- Hissing and growling: are clear indications of an agitated cat. They are intended to intimidate and deter potential threats.
- Arched back: An angry cat will frequently arch their back, making themselves appear larger and more intimidating.
Sick Cat Body Language
When a cat is not feeling well, they may exhibit some of the following body language signals:
- Grooming: Sick cats may neglect to groom, resulting in a ragged appearance.
Lethargy: A sick cat may appear lethargic or depressed and be less active than usual.
Hiding: A sick cat may seek refuge away from their usual social areas.
Loss of appetite: If a cat is not feeling well, they may lose appetite and refuse to eat.
If you notice any of these symptoms, show your pet to the vet for a checkup.
Cat Body Language Tail
The tail of a cat can reveal a lot about their mood and attitude. Below are several examples of common tail positions and what they mean:
- Upright: A cat with an upright tail is confident and alert.
- Straight out: A cat with a straight-out tail is excited and curious.
- Puffed-up tail: Fear or aggression is indicated by a puffed-up tail.
- Tucked under: A cat with its tail tucked under its body is afraid or submissive.
Cat Body Language Ears
A cat’s ears also reveal a lot about their mood and attitude. Here we are listing some most common ear positions with their mean:
- Forward: Forward-facing ears indicate that a cat is alert and interested.
- Flat against the head: Flat against the head ears indicates fear or aggression.
- Slightly back: Slightly back ears indicate that a cat is relaxed and comfortable.
- Pinned back ears: Pinned back ears indicate that a cat is nervous or aggressive.
How do you know if a cat doesn't like you?
There are several signs that a cat may exhibit if a cat don’t like you:
- Hiding: If a cat avoids and hides from you constantly, it indicates that they don’t feel secure around you.
- Hissing or growling: These signs indicate that the cat perceives you as a threat.
- Swishing tail: A cat’s tail twitching or swishing back and forth rapidly may indicate agitation or frustration.
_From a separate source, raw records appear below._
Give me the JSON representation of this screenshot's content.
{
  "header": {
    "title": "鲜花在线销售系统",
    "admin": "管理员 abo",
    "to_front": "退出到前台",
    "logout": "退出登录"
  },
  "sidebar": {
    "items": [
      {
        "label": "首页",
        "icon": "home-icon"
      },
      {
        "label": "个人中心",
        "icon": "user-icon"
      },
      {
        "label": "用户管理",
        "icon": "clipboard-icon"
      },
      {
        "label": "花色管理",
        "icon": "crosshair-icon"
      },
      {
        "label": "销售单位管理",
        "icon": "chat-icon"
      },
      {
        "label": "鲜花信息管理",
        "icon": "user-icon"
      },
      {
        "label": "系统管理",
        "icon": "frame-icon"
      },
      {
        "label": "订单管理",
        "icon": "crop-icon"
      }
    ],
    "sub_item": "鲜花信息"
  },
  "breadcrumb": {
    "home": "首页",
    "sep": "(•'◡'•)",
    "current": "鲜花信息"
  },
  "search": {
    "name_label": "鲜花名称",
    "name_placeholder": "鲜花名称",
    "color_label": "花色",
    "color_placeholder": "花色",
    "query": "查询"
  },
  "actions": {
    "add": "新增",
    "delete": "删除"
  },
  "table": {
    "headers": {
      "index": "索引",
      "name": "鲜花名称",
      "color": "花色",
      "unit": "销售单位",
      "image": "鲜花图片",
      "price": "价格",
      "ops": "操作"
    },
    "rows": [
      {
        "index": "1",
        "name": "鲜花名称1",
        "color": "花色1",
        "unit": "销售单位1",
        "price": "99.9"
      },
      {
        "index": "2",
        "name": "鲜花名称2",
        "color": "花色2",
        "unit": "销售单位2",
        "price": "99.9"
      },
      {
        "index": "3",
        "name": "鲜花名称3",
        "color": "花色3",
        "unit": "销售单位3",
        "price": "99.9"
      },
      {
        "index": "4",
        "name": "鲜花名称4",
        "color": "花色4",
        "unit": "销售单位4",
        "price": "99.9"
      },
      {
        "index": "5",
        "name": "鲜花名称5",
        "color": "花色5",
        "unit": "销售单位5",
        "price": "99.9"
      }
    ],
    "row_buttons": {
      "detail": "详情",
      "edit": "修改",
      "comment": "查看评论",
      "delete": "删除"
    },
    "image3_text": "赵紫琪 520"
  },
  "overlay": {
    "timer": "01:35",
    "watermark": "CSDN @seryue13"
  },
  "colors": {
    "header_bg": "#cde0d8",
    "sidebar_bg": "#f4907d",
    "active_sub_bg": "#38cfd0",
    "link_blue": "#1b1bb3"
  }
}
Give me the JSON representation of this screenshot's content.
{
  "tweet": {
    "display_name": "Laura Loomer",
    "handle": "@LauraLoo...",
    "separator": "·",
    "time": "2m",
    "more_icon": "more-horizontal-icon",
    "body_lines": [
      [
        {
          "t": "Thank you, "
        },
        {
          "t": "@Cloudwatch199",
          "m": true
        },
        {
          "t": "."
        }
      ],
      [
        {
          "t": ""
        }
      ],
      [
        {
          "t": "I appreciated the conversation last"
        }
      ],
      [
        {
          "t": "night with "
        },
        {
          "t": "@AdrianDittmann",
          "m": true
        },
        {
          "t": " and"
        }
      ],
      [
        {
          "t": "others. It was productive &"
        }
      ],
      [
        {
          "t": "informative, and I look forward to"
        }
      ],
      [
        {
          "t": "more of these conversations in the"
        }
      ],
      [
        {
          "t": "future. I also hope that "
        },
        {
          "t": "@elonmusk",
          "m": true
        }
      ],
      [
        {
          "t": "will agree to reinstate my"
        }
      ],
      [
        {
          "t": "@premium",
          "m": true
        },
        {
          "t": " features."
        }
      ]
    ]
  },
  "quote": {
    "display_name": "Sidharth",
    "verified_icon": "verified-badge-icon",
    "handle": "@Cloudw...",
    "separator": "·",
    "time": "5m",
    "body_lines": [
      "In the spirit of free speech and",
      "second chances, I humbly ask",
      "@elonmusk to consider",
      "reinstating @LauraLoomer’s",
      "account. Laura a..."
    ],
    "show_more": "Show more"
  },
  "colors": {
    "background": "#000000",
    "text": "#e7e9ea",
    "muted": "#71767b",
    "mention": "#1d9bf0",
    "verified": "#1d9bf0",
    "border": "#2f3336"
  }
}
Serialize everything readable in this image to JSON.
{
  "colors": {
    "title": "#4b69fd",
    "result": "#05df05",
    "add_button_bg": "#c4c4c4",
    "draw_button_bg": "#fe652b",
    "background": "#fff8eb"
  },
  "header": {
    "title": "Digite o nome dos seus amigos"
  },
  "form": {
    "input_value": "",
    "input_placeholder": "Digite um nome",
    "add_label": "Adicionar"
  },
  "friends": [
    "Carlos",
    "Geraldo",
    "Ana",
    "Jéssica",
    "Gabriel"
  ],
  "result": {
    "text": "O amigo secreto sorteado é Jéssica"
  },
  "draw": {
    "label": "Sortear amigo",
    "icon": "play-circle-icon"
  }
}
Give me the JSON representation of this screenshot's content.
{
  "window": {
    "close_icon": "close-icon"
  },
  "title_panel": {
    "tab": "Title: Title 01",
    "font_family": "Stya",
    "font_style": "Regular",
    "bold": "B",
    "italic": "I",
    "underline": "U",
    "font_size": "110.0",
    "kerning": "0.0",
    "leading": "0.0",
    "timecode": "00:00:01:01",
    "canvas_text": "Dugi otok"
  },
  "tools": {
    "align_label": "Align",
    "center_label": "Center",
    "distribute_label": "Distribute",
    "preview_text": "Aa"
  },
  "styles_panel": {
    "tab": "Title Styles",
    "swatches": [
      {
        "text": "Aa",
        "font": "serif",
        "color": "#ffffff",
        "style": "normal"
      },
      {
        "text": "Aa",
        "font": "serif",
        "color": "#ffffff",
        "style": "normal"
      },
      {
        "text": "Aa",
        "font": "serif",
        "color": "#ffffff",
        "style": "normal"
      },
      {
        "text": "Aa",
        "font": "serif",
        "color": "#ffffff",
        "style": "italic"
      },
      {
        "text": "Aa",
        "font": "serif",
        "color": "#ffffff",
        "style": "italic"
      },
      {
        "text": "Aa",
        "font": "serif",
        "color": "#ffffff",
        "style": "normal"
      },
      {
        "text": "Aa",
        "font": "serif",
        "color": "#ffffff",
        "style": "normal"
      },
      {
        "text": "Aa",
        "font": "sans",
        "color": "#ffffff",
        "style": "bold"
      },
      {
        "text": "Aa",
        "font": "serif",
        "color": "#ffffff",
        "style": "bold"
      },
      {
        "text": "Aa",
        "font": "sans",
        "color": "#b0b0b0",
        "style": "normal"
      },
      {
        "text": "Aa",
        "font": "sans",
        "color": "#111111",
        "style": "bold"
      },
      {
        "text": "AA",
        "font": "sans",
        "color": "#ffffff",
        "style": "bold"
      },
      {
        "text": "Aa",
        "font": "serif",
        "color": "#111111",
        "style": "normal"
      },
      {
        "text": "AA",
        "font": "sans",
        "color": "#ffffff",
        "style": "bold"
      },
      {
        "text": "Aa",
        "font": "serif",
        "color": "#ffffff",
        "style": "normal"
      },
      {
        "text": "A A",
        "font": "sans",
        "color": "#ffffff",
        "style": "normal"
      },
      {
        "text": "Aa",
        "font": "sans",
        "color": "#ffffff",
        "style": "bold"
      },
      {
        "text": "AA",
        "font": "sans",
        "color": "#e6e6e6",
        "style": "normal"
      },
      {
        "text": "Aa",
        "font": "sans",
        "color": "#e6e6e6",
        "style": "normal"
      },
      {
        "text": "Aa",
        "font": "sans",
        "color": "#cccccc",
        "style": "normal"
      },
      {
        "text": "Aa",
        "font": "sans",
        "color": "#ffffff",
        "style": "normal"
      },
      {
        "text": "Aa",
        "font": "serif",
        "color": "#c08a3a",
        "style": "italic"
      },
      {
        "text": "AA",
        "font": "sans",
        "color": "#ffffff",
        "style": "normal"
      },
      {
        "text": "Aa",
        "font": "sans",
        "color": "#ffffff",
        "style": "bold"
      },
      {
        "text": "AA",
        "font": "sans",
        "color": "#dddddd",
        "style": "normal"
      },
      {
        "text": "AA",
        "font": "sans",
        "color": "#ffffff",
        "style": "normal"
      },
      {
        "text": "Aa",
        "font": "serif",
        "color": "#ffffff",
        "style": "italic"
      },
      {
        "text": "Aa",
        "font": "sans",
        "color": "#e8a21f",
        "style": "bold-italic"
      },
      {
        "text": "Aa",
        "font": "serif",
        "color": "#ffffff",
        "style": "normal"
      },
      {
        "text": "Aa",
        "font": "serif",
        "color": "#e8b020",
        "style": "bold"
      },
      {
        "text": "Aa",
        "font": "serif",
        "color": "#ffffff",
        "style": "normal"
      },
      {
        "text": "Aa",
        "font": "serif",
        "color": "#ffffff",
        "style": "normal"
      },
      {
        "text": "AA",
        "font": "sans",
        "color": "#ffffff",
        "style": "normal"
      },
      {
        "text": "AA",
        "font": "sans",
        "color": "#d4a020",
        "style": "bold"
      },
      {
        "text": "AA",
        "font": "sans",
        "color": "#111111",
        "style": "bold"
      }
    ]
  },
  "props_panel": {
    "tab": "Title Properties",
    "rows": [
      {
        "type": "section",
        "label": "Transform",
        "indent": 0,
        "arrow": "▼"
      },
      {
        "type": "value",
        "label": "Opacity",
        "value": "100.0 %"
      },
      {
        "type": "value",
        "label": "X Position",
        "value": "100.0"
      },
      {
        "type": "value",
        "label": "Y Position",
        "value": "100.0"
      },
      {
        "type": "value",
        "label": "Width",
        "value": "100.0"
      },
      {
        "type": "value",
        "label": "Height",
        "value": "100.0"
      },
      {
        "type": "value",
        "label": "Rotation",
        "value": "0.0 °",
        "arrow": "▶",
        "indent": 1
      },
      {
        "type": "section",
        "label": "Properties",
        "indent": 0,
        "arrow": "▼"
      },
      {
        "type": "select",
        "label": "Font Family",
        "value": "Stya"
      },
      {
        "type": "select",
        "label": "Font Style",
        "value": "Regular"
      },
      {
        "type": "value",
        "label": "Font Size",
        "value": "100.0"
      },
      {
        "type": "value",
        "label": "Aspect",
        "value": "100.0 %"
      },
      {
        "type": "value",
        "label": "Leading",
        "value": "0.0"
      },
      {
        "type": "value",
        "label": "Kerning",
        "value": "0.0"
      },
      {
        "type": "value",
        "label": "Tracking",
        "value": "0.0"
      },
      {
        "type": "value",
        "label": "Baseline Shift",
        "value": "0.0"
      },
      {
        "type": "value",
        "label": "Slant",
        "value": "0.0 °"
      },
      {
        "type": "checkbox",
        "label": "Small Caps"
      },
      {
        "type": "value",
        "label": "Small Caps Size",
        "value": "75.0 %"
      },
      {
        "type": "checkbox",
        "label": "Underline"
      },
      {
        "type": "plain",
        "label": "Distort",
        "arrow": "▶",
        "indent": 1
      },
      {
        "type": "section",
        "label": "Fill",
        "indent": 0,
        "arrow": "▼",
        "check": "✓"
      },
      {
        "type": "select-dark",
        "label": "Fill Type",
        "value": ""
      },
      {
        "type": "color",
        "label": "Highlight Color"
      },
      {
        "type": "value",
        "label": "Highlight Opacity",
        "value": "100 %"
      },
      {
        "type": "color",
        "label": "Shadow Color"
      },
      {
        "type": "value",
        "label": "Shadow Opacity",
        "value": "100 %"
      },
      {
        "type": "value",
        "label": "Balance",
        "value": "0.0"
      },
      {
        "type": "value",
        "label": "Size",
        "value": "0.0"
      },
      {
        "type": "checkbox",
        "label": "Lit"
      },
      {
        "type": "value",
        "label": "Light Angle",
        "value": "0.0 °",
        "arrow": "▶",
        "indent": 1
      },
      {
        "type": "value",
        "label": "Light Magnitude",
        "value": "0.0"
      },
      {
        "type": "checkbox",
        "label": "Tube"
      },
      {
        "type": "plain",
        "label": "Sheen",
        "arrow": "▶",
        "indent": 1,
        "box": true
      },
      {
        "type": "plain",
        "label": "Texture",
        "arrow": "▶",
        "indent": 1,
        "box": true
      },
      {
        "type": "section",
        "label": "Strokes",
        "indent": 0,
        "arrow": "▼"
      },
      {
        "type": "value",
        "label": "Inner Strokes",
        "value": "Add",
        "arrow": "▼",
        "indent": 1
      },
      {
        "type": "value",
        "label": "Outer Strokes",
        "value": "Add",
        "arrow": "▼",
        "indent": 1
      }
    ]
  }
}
- Flattened ears: If a cat’s ears are pressed flat against their head, it indicates that they are scared or angry.
- Scratching or biting: If a cat scratches or bites you, they are probably feeling threatened or uncomfortable around you.
In conclusion, understanding your cat’s body language can be essential in strengthening your bond with them. At PetsPaa, we acknowledge that cats primarily rely on body language to express their feelings and intentions. Knowing what your cat’s body language cues mean can help you respond to their needs and understand their personality better.
At PetsPaa, we believe that every pet deserves to be understood and cared for. As a cat owner, start observing your cat’s body language, keep close eyes on the signs exhibited, and be patient with them. With the insights in this guide, you may better interpret and comprehend your cat’s body language and develop a deeper and stronger bond with your feline companions.
With this guide, you’ll be well on your way to understanding your cat’s unique way of communicating with you. Happy decoding from Team PetsPaa!